نتیجه گیری انگلیسی
This was the first study to examine maternal resolution in mothers of children with ID. As our findings showed, for mothers to obtain resolution regarding their child's diagnosis is a significant challenge that was achieved by only a minority of the mothers in our sample. Our findings suggest that resolution on the RDI reflects mental processes that are important for the mother's emotional responsiveness and affective attunement to her child. The results of our study may also have implications for interventions with children with ID and their families, stressing the importance of helping parents move toward resolution regarding their child's diagnosis. Our study focused on a specific group of children with ID of unknown etiology. The results suggest that the specific features of this group may play a role in the parenting process of children with ID, so that the difficulties that the majority of our group presented in obtaining resolution regarding the diagnosis of ID may be due to specific characteristics of children with ID, such as their “normal” visual appearance, or the ambiguity of the term “developmental delay”. Hence, the specific characteristic of children with ID may contribute to parent's difficulties to be resolved regarding the diagnosis, and further research is needed on this subject. One of the important contributions of our study lies in highlighting individual differences within the ID group. Much of the research on children with ID involves comparing them with either typically developing children or with children with a different developmental disabilities, but our study suggests that within-group differences exist and are important.
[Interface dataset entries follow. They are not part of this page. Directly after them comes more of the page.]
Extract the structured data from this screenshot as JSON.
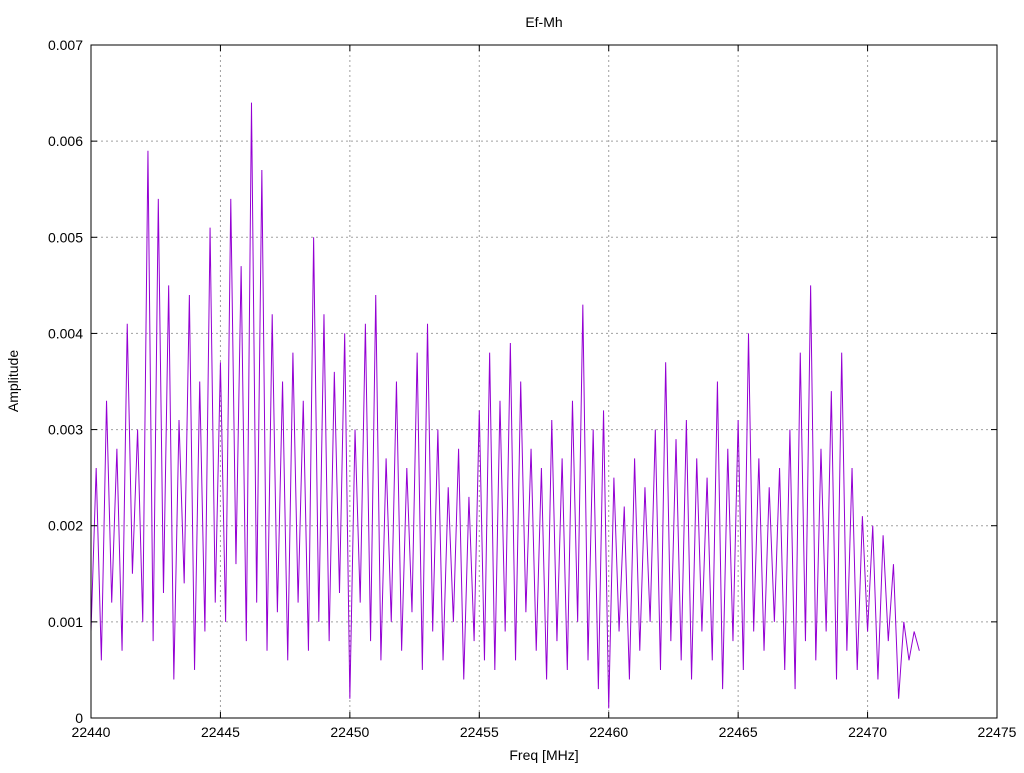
{
  "chart_data": {
    "type": "line",
    "title": "Ef-Mh",
    "xlabel": "Freq [MHz]",
    "ylabel": "Amplitude",
    "xlim": [
      22440,
      22475
    ],
    "ylim": [
      0,
      0.007
    ],
    "grid": true,
    "xticks": [
      "22440",
      "22445",
      "22450",
      "22455",
      "22460",
      "22465",
      "22470",
      "22475"
    ],
    "yticks": [
      "0",
      "0.001",
      "0.002",
      "0.003",
      "0.004",
      "0.005",
      "0.006",
      "0.007"
    ],
    "series": [
      {
        "name": "Ef-Mh",
        "color": "#9400d3",
        "x_start": 22440,
        "x_step": 0.2,
        "values": [
          0.0009,
          0.0026,
          0.0006,
          0.0033,
          0.0012,
          0.0028,
          0.0007,
          0.0041,
          0.0015,
          0.003,
          0.001,
          0.0059,
          0.0008,
          0.0054,
          0.0013,
          0.0045,
          0.0004,
          0.0031,
          0.0014,
          0.0044,
          0.0005,
          0.0035,
          0.0009,
          0.0051,
          0.0012,
          0.0037,
          0.001,
          0.0054,
          0.0016,
          0.0047,
          0.0008,
          0.0064,
          0.0012,
          0.0057,
          0.0007,
          0.0042,
          0.0011,
          0.0035,
          0.0006,
          0.0038,
          0.0012,
          0.0033,
          0.0007,
          0.005,
          0.001,
          0.0042,
          0.0008,
          0.0036,
          0.0013,
          0.004,
          0.0002,
          0.003,
          0.0012,
          0.0041,
          0.0008,
          0.0044,
          0.0006,
          0.0027,
          0.001,
          0.0035,
          0.0007,
          0.0026,
          0.0011,
          0.0038,
          0.0005,
          0.0041,
          0.0009,
          0.003,
          0.0006,
          0.0024,
          0.001,
          0.0028,
          0.0004,
          0.0023,
          0.0008,
          0.0032,
          0.0006,
          0.0038,
          0.0005,
          0.0033,
          0.0009,
          0.0039,
          0.0006,
          0.0035,
          0.0011,
          0.0028,
          0.0007,
          0.0026,
          0.0004,
          0.0031,
          0.0008,
          0.0027,
          0.0005,
          0.0033,
          0.001,
          0.0043,
          0.0006,
          0.003,
          0.0003,
          0.0032,
          0.0001,
          0.0025,
          0.0009,
          0.0022,
          0.0004,
          0.0027,
          0.0007,
          0.0024,
          0.001,
          0.003,
          0.0005,
          0.0037,
          0.0008,
          0.0029,
          0.0006,
          0.0031,
          0.0004,
          0.0027,
          0.0009,
          0.0025,
          0.0006,
          0.0035,
          0.0003,
          0.0028,
          0.0008,
          0.0031,
          0.0005,
          0.004,
          0.0009,
          0.0027,
          0.0007,
          0.0024,
          0.001,
          0.0026,
          0.0005,
          0.003,
          0.0003,
          0.0038,
          0.0008,
          0.0045,
          0.0006,
          0.0028,
          0.0009,
          0.0034,
          0.0004,
          0.0038,
          0.0007,
          0.0026,
          0.0005,
          0.0021,
          0.0009,
          0.002,
          0.0004,
          0.0019,
          0.0008,
          0.0016,
          0.0002,
          0.001,
          0.0006,
          0.0009,
          0.0007
        ]
      }
    ]
  }
}
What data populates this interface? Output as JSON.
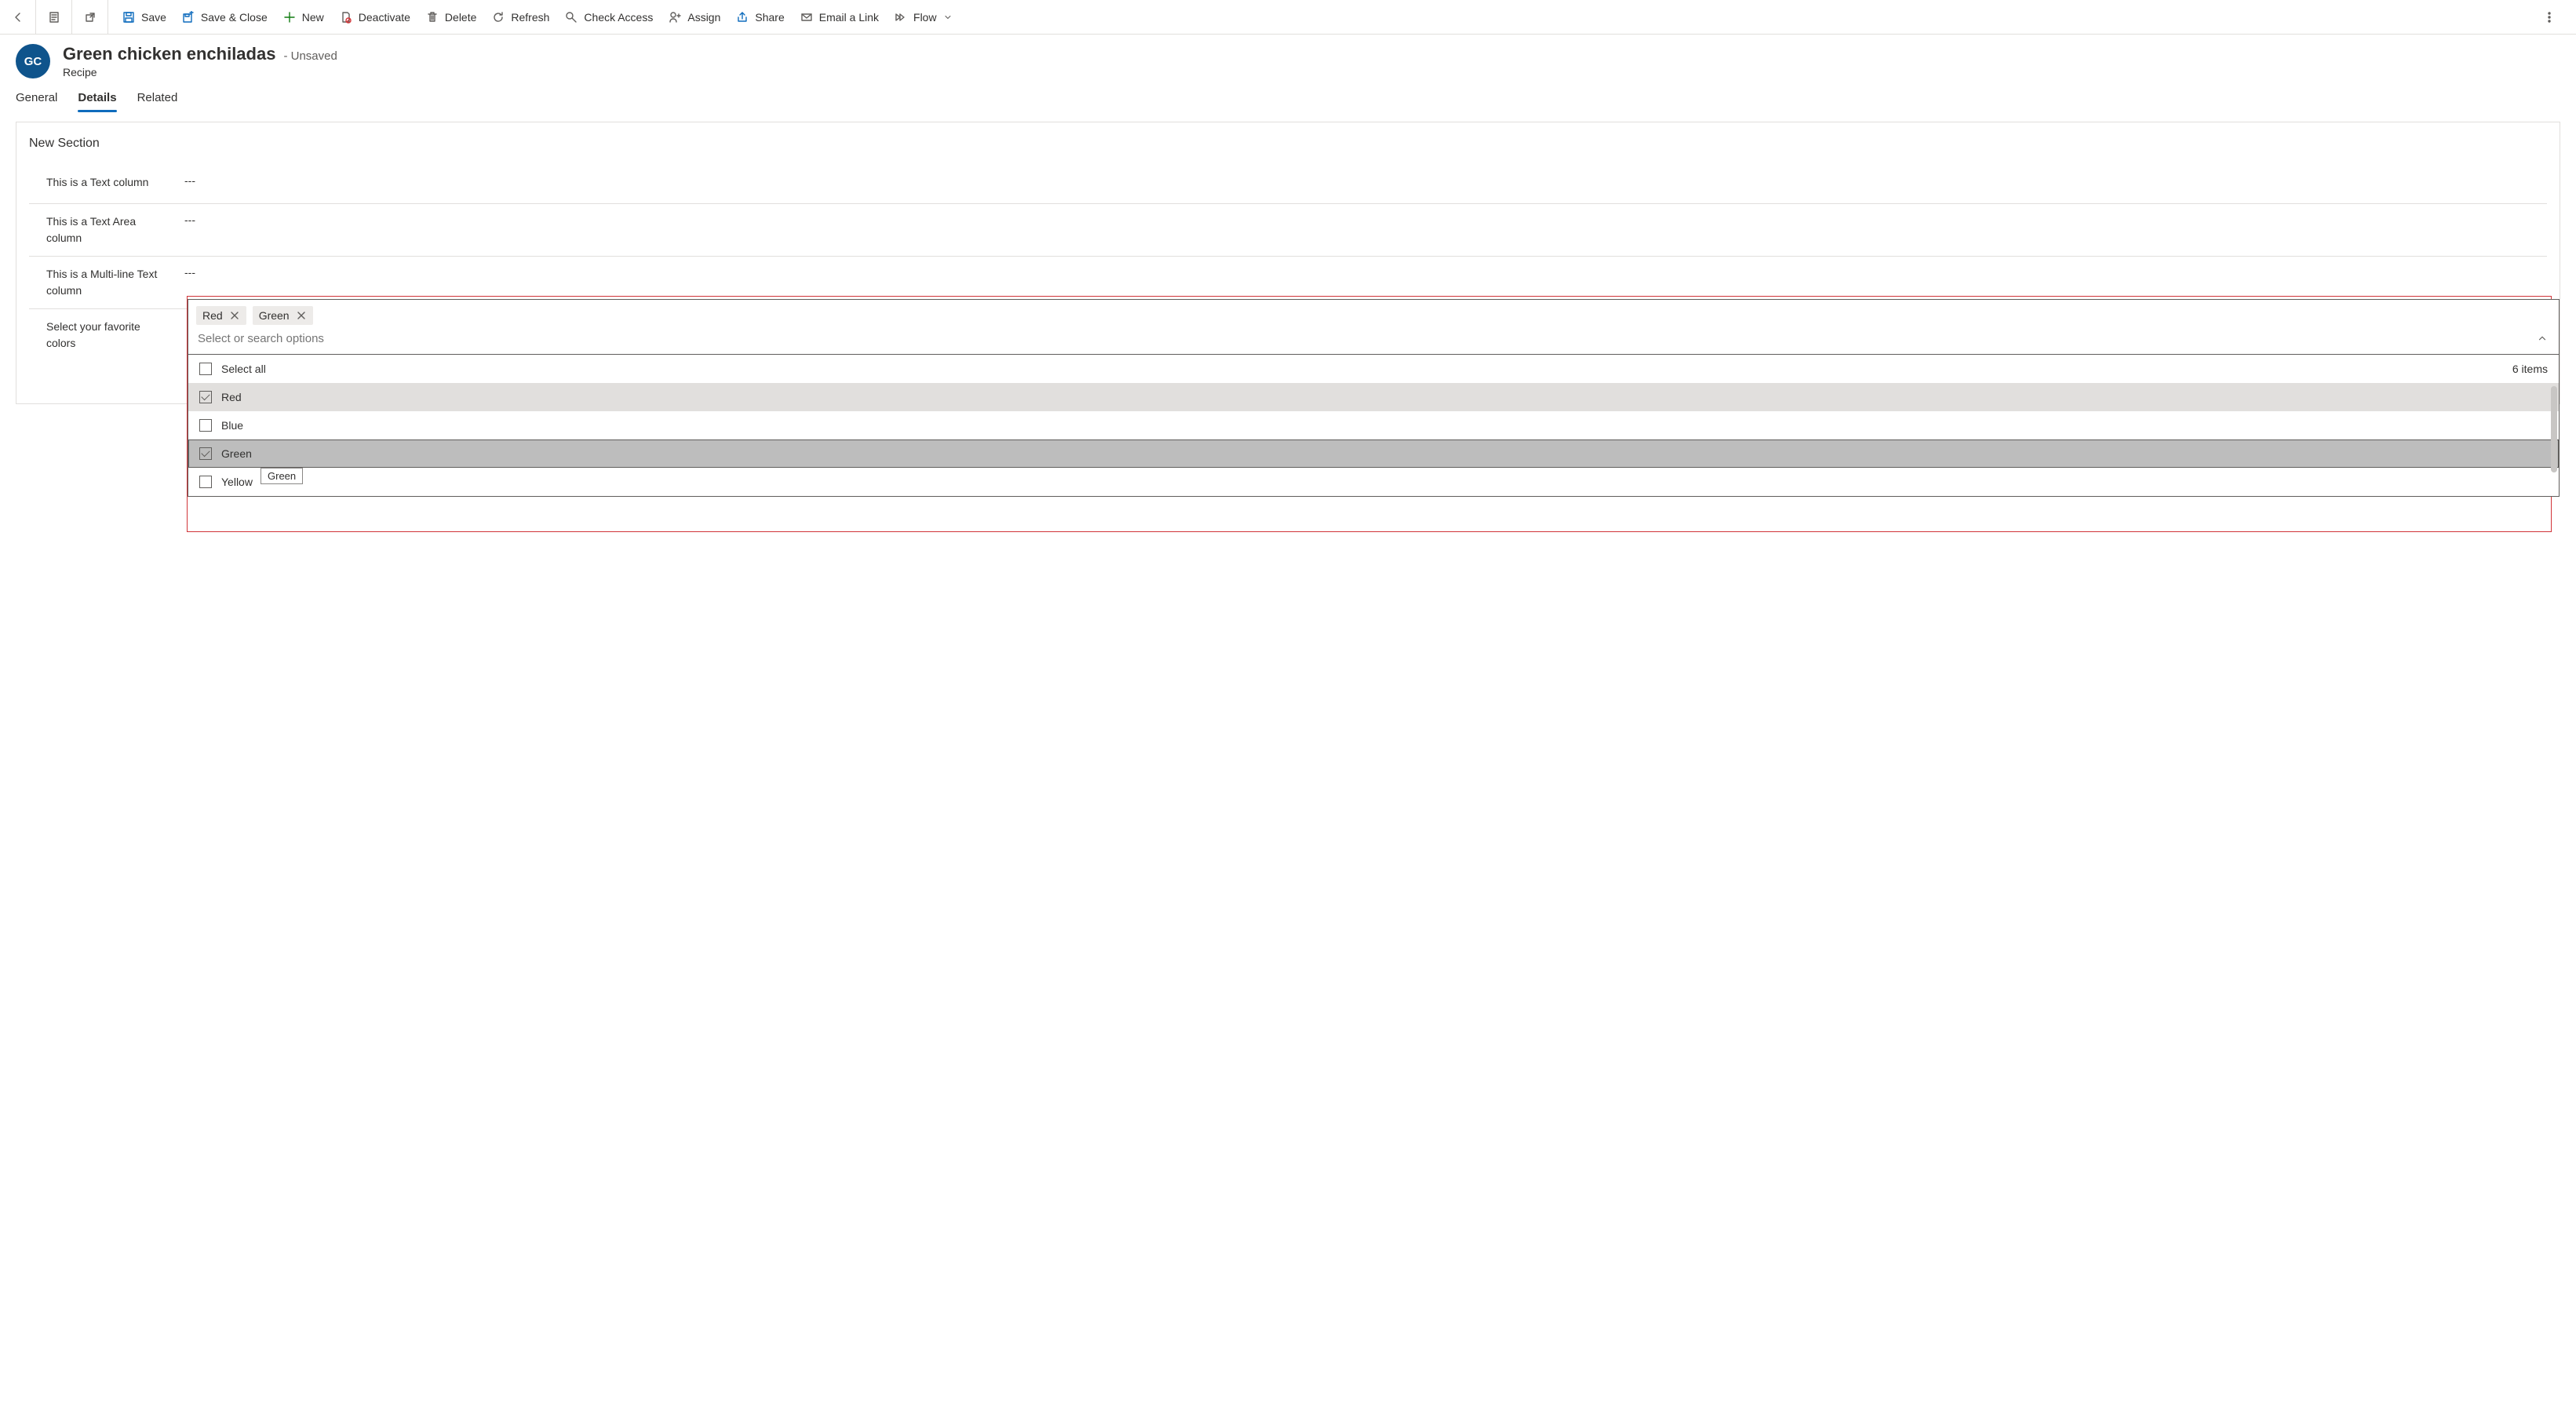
{
  "toolbar": {
    "save": "Save",
    "save_close": "Save & Close",
    "new": "New",
    "deactivate": "Deactivate",
    "delete": "Delete",
    "refresh": "Refresh",
    "check_access": "Check Access",
    "assign": "Assign",
    "share": "Share",
    "email_link": "Email a Link",
    "flow": "Flow"
  },
  "header": {
    "avatar_initials": "GC",
    "title": "Green chicken enchiladas",
    "status": "- Unsaved",
    "subtitle": "Recipe"
  },
  "tabs": {
    "general": "General",
    "details": "Details",
    "related": "Related"
  },
  "section": {
    "title": "New Section",
    "f1_label": "This is a Text column",
    "f1_value": "---",
    "f2_label": "This is a Text Area column",
    "f2_value": "---",
    "f3_label": "This is a Multi-line Text column",
    "f3_value": "---",
    "f4_label": "Select your favorite colors"
  },
  "combo": {
    "chips": {
      "red": "Red",
      "green": "Green"
    },
    "placeholder": "Select or search options",
    "select_all": "Select all",
    "count": "6 items",
    "options": {
      "red": "Red",
      "blue": "Blue",
      "green": "Green",
      "yellow": "Yellow"
    },
    "tooltip": "Green"
  }
}
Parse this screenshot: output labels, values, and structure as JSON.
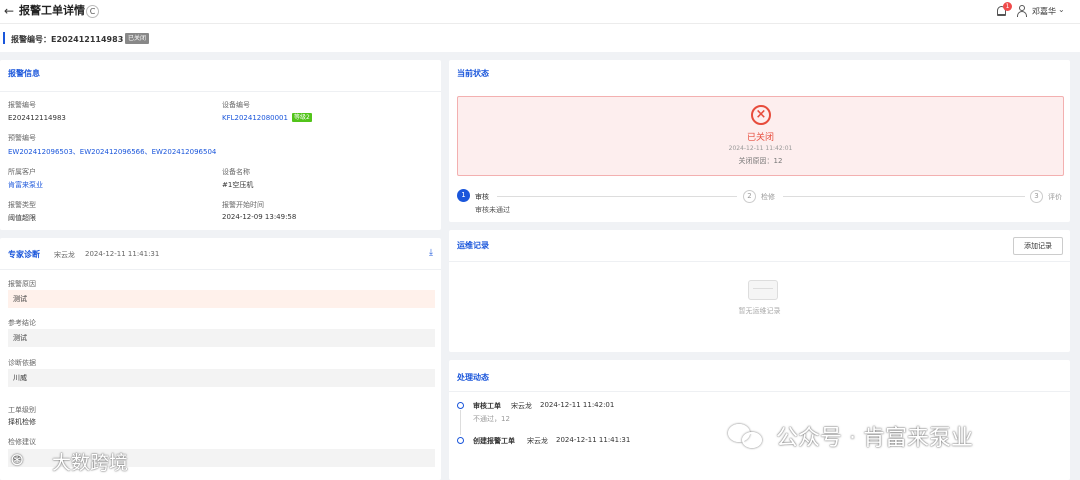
{
  "header": {
    "back_icon": "arrow-left-icon",
    "title": "报警工单详情",
    "refresh_icon": "C",
    "notif_count": "1",
    "user_name": "邓嘉华"
  },
  "subheader": {
    "label": "报警编号：E202412114983",
    "status": "已关闭"
  },
  "alarm_info": {
    "title": "报警信息",
    "alarm_no_label": "报警编号",
    "alarm_no": "E202412114983",
    "device_no_label": "设备编号",
    "device_no": "KFL202412080001",
    "grade": "等级2",
    "warning_no_label": "预警编号",
    "warning_nos": "EW202412096503、EW202412096566、EW202412096504",
    "customer_label": "所属客户",
    "customer": "肯富来泵业",
    "device_name_label": "设备名称",
    "device_name": "#1空压机",
    "type_label": "报警类型",
    "type": "阈值超限",
    "start_time_label": "报警开始时间",
    "start_time": "2024-12-09 13:49:58"
  },
  "diagnosis": {
    "title": "专家诊断",
    "expert": "宋云龙",
    "time": "2024-12-11 11:41:31",
    "cause_label": "报警原因",
    "cause": "测试",
    "conclusion_label": "参考结论",
    "conclusion": "测试",
    "basis_label": "诊断依据",
    "basis": "川威",
    "level_label": "工单级别",
    "level": "择机检修",
    "suggest_label": "检修建议",
    "suggest": "ce"
  },
  "current_status": {
    "title": "当前状态",
    "status": "已关闭",
    "time": "2024-12-11 11:42:01",
    "reason": "关闭原因：12",
    "steps": [
      {
        "num": "1",
        "label": "审核",
        "sub": "审核未通过"
      },
      {
        "num": "2",
        "label": "检修"
      },
      {
        "num": "3",
        "label": "评价"
      }
    ]
  },
  "ops_record": {
    "title": "运维记录",
    "add_button": "添加记录",
    "empty": "暂无运维记录"
  },
  "process": {
    "title": "处理动态",
    "items": [
      {
        "action": "审核工单",
        "user": "宋云龙",
        "time": "2024-12-11 11:42:01",
        "note": "不通过，12"
      },
      {
        "action": "创建报警工单",
        "user": "宋云龙",
        "time": "2024-12-11 11:41:31"
      }
    ]
  },
  "watermarks": {
    "right": "公众号 · 肯富来泵业",
    "left": "大数跨境"
  }
}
A better understanding of the sources of these individual differences can increase our ability to support parents and their children with ID.